■ PROBLEM DESCRIPTION ■
The line containing "Serialize everything readable" marks the start. Return it and every later line of the listing below exactly, ending with the last one.

■ RECORDS SHOWN ■
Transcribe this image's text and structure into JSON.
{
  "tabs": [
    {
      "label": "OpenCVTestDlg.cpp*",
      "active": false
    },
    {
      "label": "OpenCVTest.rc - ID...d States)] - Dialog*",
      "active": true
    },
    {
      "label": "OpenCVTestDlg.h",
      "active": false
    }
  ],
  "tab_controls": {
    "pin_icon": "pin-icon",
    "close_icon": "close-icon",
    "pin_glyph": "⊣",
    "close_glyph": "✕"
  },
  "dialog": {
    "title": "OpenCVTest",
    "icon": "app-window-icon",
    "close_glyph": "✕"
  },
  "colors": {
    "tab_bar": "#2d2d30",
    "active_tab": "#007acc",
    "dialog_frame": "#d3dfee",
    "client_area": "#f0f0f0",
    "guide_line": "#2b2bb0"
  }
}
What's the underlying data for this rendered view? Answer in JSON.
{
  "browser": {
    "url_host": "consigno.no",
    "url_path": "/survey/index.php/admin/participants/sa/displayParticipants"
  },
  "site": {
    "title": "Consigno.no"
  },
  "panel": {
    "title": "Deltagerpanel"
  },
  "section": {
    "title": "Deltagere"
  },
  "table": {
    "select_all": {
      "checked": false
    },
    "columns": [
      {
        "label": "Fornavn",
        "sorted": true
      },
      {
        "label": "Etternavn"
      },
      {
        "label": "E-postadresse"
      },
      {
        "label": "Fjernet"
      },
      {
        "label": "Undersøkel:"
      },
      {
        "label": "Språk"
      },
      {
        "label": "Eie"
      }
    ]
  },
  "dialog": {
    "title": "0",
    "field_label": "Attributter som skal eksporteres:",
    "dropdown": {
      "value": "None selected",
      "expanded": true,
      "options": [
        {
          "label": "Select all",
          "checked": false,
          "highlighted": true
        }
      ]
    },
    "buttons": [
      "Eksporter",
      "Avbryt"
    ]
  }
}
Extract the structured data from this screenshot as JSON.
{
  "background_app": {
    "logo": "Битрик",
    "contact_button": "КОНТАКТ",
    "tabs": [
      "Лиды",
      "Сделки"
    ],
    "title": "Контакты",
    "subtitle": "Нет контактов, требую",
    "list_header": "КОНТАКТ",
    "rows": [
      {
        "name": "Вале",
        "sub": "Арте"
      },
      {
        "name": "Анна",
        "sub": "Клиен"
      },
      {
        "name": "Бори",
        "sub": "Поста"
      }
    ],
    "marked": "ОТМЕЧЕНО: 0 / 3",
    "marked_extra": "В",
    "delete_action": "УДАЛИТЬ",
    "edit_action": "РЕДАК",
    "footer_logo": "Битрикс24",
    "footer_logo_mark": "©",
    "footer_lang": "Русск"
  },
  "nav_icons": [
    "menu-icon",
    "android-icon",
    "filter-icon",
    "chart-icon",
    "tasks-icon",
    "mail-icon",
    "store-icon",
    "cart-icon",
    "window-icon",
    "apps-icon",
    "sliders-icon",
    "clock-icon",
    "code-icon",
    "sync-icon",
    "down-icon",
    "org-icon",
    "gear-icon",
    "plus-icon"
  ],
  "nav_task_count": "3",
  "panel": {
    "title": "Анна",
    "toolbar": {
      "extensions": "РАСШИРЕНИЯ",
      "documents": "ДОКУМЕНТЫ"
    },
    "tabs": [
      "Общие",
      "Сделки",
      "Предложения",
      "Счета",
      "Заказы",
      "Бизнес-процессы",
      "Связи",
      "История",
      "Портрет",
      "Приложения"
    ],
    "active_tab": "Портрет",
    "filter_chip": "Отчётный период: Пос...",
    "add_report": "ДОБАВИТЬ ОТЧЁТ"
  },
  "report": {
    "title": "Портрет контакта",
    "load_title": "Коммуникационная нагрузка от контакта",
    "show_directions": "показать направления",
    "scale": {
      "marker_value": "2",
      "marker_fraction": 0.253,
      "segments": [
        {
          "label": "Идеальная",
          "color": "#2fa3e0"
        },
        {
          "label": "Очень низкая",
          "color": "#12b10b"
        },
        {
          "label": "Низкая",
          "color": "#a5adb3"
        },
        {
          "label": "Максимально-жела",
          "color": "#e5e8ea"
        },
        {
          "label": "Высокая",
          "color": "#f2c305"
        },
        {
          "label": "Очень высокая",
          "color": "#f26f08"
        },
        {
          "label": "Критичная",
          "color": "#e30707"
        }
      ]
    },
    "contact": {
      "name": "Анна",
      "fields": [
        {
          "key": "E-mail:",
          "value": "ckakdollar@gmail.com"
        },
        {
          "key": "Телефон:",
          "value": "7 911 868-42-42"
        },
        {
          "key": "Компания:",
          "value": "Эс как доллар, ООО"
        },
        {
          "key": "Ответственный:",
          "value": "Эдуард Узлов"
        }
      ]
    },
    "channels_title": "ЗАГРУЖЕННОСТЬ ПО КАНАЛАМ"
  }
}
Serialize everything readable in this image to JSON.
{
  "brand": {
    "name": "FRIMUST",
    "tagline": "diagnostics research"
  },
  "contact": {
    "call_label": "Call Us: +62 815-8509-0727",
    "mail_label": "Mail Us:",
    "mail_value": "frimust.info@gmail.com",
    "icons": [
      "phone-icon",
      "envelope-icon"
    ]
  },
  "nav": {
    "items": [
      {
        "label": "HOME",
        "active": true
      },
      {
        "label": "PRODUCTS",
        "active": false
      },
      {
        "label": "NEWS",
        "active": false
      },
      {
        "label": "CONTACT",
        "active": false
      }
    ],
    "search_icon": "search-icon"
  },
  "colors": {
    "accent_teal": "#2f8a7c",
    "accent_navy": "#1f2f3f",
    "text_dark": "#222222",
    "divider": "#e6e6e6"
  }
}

■ YOUR SOLUTION ■
Serialize everything readable in this image to JSON.
{
  "brand": {
    "name": "FRIMUST",
    "tagline": "diagnostics research"
  },
  "contact": {
    "call_label": "Call Us: +62 815-8509-0727",
    "mail_label": "Mail Us:",
    "mail_value": "frimust.info@gmail.com",
    "icons": [
      "phone-icon",
      "envelope-icon"
    ]
  },
  "nav": {
    "items": [
      {
        "label": "HOME",
        "active": true
      },
      {
        "label": "PRODUCTS",
        "active": false
      },
      {
        "label": "NEWS",
        "active": false
      },
      {
        "label": "CONTACT",
        "active": false
      }
    ],
    "search_icon": "search-icon"
  },
  "colors": {
    "accent_teal": "#2f8a7c",
    "accent_navy": "#1f2f3f",
    "text_dark": "#222222",
    "divider": "#e6e6e6"
  }
}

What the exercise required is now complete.